Is It Bad To Be Labeled Disabled?
Disability is a complex term. All too often, the word disabled is used to label people who have physical and mental impairments. Even when this label is intended to benefit them (like when they learn they are eligible for disability tax credits) it can still seem limiting. This is why some people prefer terms like “DisAbility” or “differently abled.”
Beyond its terminology, disability is a complex concept too. Part of the complexity surrounding this word is its evolving nature. Years ago, a person was only considered disabled if he or she had a physical impairment that confined him to a wheelchair or required her to use a walking stick. A lot has changed since then; today, the disability title is rightfully given to people who face invisible conditions, mental health challenges, and learning obstacles. In fact, for the first time European courts are considering labeling extreme obesity as a disability.
What Do People With Disabilities Think Of The Term, “Disabled”?
Over the years, Disability Living has received some opinions about why people dislike the term disability. Before sharing what we’ve heard, it is important that we ask your opinion on the matter:
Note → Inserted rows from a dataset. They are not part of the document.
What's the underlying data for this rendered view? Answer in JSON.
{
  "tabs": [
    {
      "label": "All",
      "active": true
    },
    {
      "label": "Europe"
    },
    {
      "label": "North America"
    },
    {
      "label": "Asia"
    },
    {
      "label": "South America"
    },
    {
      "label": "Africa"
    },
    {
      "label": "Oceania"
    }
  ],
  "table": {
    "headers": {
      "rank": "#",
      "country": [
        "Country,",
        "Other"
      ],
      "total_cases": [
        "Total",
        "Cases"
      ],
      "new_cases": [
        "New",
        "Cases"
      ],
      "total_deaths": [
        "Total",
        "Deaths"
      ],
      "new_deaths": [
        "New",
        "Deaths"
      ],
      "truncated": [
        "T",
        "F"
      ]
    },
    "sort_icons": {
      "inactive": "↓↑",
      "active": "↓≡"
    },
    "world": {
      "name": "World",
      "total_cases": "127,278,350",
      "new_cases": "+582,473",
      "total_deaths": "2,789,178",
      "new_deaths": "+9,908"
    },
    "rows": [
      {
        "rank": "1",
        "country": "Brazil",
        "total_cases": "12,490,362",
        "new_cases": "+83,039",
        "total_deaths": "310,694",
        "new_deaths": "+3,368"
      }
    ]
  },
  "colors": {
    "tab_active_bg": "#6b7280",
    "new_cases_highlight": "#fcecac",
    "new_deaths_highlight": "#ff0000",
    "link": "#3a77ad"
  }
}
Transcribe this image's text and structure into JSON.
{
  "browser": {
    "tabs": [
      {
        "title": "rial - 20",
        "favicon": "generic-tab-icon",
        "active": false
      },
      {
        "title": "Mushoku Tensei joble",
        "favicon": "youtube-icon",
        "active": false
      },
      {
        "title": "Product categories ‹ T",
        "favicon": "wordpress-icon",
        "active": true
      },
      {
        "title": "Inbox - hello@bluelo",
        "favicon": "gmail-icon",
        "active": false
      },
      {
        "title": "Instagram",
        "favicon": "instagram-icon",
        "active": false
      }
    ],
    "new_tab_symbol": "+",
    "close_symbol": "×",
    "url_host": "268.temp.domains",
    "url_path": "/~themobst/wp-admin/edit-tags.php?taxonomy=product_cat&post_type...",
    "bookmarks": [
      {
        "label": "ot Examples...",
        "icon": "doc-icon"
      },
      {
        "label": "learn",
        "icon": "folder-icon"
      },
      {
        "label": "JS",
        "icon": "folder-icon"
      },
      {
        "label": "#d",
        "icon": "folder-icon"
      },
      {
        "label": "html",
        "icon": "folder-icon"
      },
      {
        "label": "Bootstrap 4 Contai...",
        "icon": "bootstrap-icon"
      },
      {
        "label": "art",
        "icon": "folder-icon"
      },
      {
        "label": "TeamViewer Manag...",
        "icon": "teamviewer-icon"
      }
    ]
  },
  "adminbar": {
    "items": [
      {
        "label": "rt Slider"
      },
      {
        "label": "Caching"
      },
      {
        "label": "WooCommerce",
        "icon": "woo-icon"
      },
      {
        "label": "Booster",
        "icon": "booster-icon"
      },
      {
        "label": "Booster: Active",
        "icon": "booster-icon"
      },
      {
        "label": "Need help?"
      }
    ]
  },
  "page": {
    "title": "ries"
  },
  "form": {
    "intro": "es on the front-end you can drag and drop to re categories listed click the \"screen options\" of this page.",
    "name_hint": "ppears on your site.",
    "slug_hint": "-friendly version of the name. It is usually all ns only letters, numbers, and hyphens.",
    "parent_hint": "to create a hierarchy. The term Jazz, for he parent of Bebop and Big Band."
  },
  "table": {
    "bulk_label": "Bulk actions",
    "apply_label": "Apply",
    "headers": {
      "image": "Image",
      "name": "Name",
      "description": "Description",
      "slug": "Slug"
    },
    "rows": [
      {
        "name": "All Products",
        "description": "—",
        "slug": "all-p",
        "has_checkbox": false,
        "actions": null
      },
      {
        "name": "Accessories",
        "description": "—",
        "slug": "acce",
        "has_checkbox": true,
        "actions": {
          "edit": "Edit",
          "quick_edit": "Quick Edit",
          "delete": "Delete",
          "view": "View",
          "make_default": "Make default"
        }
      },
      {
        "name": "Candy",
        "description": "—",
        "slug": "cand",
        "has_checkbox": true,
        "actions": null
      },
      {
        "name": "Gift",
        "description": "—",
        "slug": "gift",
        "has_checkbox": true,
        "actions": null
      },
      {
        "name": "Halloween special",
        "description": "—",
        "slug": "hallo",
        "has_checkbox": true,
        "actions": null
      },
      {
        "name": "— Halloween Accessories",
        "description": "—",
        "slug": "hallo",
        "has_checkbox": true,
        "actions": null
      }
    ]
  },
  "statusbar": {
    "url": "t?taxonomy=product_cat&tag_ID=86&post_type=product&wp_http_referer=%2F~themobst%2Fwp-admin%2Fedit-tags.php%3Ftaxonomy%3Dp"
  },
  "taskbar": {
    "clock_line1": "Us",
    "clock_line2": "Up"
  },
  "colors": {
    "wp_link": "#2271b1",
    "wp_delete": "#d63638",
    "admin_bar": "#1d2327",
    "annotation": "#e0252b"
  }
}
What is your opinion on labeling people as “disabled”? How does it make you feel when people label you with this title?
It is clear that some people who face obstacles when it comes to mobility, mental/emotional processing, learning, chronic pain, obesity and more do not mind the term “disability” while others do. However, nobody likes the word when it is used in a derogatory way. Most of the time, the term is not meant to hinder the reputation of a person or put him down; it is actually intended to help her live a high quality life.
However, as the concept of disability has evolved so has appropriate language addressing disability.
How to Best Address Disability
Here are some quick tips to help you speak intelligibly about disability.
- Remove handicap, cripple, deaf, dumb, retard, bound to a wheelchair, crazy, insane, psychotic and similar words from your vocabulary. These terms are inappropriate and insensitive.
- When speaking about disability, use “person first” language. For instance, say, “School for children with disabilities,” rather than, “School for disabled children.”
- Here are additional examples of person first language:
- Use “Kathleen’s daughter Karen uses a wheelchair,” not, “Kathleen’s wheelchair bound daughter, Karen.”
- Use “Steve developed a mobility related disability and now has a handicapped placard,” not, “Steve became cripple so he was given a handicap placard.”
- While it is inappropriate to refer to someone as having a handicap, it is still okay to refer to parking placards and spaces as “handicapped.”
Disability: Restrictive or Liberating?
A possible reason why some people dislike the term disability is because they feel it restricts who they are and what they are able to accomplish. For instance, to a person who uses a wheelchair, the wheelchair is not restrictive but liberating. Without it, he or she would not be able to embrace the outside world.
Similarly, the term disability can be liberating when it is used in the right context. Someone who has a mental or physical impairment and is unable to work may be delighted to learn government considers him or her “disabled.” With this title, he or she might become eligible for the disability tax credit and other benefits.
Addressing the term disability is sensitive subject matter, but it deserves a fair conversation. What do you think of the term “disability”? How does it make you feel when people call you “disabled”? Is there a better term we should use?
The National Benefit Authority always strives to promote people with disabilities. If you dislike this article or find it to be inaccurate, please share why in the comment section of this post.